2. Breathwork: Qigong emphasizes the importance of deep, mindful breathing to enhance energy flow. Integrating specific qigong breathing techniques like reverse abdominal breathing or four-part breath can help participants tap into their energetic potential.

3. Moving Qigong: Qigong includes gentle movements that promote fluidity and harmony within the body. Incorporate practices like Five Animal Frolics or Eight Brocade to enhance flexibility, open energy channels, and cultivate a state of inner balance.

4. Qi Circulation: Utilize techniques like Microcosmic Orbit or Three Dan Tian Breathing to guide the flow of qi (energy) through the meridians. Encourage students to visualize the movement of energy throughout their body during yoga postures or meditation.

5. Sound Healing: In qigong, the use of healing sounds is believed to harmonize and balance the internal organs. Incorporate vocalizations like “SHEE” for the heart or “HOO” for the kidneys during relaxation poses or at the end of the class.

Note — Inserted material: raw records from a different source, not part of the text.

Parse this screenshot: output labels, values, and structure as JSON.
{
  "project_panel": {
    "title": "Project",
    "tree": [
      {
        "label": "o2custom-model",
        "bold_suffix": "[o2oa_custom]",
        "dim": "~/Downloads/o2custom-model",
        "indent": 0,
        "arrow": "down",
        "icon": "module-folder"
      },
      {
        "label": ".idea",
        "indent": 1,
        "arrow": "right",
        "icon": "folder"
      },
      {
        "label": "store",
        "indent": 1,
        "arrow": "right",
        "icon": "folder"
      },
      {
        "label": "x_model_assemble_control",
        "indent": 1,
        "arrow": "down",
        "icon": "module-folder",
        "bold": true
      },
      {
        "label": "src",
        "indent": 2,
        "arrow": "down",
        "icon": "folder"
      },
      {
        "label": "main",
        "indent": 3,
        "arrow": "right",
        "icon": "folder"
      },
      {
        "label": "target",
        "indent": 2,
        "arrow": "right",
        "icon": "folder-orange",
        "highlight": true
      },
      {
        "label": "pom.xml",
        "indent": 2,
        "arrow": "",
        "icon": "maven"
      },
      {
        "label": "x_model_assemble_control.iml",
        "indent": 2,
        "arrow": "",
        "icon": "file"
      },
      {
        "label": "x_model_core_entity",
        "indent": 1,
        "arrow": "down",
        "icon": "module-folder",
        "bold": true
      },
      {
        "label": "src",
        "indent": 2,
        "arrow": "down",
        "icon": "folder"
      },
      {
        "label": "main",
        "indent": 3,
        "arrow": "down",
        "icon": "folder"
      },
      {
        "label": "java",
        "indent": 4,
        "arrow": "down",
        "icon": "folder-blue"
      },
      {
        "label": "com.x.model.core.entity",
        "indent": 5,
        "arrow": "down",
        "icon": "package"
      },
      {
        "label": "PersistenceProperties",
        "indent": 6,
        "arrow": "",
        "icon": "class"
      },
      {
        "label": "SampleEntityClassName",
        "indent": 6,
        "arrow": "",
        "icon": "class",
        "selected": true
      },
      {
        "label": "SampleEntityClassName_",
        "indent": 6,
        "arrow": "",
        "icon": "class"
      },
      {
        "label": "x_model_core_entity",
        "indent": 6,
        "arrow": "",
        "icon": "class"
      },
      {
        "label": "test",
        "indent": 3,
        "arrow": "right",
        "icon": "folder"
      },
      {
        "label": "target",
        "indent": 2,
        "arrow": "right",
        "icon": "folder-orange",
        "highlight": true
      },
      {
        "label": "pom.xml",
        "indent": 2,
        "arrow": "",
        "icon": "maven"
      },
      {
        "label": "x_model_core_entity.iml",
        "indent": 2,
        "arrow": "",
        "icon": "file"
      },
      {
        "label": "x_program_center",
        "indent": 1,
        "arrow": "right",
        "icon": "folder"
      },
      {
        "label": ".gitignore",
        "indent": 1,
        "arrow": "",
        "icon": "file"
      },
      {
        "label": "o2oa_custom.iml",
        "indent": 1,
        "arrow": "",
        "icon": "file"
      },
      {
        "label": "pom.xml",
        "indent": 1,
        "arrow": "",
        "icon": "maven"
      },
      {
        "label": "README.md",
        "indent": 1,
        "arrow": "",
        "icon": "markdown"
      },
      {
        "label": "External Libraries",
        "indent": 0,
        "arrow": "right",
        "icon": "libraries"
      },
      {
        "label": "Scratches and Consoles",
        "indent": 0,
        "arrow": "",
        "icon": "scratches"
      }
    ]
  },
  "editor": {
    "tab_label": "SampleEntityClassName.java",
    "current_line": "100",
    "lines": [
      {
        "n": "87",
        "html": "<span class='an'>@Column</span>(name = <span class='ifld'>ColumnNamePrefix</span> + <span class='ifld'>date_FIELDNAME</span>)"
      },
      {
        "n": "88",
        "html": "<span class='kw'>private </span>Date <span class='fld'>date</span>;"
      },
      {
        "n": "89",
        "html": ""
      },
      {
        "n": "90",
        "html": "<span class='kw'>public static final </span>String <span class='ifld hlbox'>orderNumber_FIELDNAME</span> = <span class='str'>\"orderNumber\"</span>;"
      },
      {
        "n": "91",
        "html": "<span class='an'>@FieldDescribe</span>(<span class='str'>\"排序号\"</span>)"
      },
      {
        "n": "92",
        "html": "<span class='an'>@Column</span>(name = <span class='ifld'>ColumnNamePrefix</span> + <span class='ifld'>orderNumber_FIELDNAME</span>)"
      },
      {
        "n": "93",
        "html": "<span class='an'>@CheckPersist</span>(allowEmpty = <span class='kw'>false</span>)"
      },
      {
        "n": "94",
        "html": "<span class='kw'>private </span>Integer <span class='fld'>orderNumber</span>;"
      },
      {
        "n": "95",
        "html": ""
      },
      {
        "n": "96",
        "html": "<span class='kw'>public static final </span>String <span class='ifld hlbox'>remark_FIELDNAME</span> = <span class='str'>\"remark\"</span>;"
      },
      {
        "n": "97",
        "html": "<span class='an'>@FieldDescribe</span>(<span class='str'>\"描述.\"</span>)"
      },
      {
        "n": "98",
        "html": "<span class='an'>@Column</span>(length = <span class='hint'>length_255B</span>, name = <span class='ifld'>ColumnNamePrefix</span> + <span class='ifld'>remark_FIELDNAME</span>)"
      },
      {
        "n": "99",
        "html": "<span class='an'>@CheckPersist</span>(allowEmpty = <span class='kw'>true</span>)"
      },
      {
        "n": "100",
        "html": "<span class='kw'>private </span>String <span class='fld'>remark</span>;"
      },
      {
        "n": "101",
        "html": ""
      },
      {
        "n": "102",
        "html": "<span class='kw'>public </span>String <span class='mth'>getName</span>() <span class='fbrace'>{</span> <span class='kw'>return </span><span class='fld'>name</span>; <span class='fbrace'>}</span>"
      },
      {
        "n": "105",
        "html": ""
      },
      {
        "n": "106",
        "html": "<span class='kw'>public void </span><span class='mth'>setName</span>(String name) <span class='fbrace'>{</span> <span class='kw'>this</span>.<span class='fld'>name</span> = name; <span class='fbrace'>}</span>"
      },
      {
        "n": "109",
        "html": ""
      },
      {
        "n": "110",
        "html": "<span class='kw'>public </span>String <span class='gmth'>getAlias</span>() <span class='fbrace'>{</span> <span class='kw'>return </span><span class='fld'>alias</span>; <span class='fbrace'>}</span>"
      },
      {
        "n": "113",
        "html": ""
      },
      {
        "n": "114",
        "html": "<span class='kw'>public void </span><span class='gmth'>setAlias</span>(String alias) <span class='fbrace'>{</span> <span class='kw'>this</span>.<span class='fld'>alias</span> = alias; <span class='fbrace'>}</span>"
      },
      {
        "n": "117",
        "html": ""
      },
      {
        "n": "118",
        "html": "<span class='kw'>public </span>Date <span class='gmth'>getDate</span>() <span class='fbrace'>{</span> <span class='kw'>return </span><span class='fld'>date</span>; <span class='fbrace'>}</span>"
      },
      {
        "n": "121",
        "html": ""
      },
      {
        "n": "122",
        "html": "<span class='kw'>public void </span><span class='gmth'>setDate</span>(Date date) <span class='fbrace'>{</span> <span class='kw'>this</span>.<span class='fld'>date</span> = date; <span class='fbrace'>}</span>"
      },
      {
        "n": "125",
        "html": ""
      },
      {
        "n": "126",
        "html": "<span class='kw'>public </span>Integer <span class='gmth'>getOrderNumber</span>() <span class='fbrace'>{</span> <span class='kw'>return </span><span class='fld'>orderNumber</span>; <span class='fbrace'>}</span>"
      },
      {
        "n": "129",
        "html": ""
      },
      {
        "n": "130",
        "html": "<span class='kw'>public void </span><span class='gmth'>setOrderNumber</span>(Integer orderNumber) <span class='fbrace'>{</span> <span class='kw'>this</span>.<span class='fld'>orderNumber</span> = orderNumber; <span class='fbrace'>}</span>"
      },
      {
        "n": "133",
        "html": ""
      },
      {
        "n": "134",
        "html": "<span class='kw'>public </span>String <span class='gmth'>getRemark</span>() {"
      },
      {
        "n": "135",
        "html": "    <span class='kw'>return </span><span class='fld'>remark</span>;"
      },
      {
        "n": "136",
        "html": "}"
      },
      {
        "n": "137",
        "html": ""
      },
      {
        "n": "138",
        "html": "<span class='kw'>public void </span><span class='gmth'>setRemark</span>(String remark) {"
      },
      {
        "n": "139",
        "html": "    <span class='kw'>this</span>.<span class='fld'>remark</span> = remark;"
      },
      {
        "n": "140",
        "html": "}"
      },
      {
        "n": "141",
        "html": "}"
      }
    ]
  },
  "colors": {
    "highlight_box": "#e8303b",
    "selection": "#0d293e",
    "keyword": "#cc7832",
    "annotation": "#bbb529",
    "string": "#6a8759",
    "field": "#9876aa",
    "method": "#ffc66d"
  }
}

Remember to introduce and explain these qigong practices clearly in the yoga class context and provide modifications for different levels of practitioners. Integrating qigong techniques can enhance the overall experience, promoting energy flow, balance, and inner harmony during a yoga session.

In conclusion, Qigong yoga offers a unique and holistic approach to mind-body wellness. By incorporating slow and gentle movements, deep breathing techniques, and meditation, practitioners can cultivate physical strength, mental clarity, and emotional balance. Qigong yoga combines the best of both worlds as it merges the ancient Chinese practice of Qigong with the traditional Indian discipline of yoga. Emphasizing the flow of vital energy or Qi, this harmonious fusion promotes overall health, relieves stress, improves flexibility, and enhances spiritual connection. Whether you are a beginner or an experienced yogi, adding Qigong yoga to your routine can unlock new dimensions of self-discovery and inner peace. So unleash your inner healing power, embrace this powerful combination of two ancient practices, and embark on a transformative journey towards a balanced body, mind, and spirit. Namaste.

the harmonious blend exploring the benefits of qigong yoga practice

Similar Posts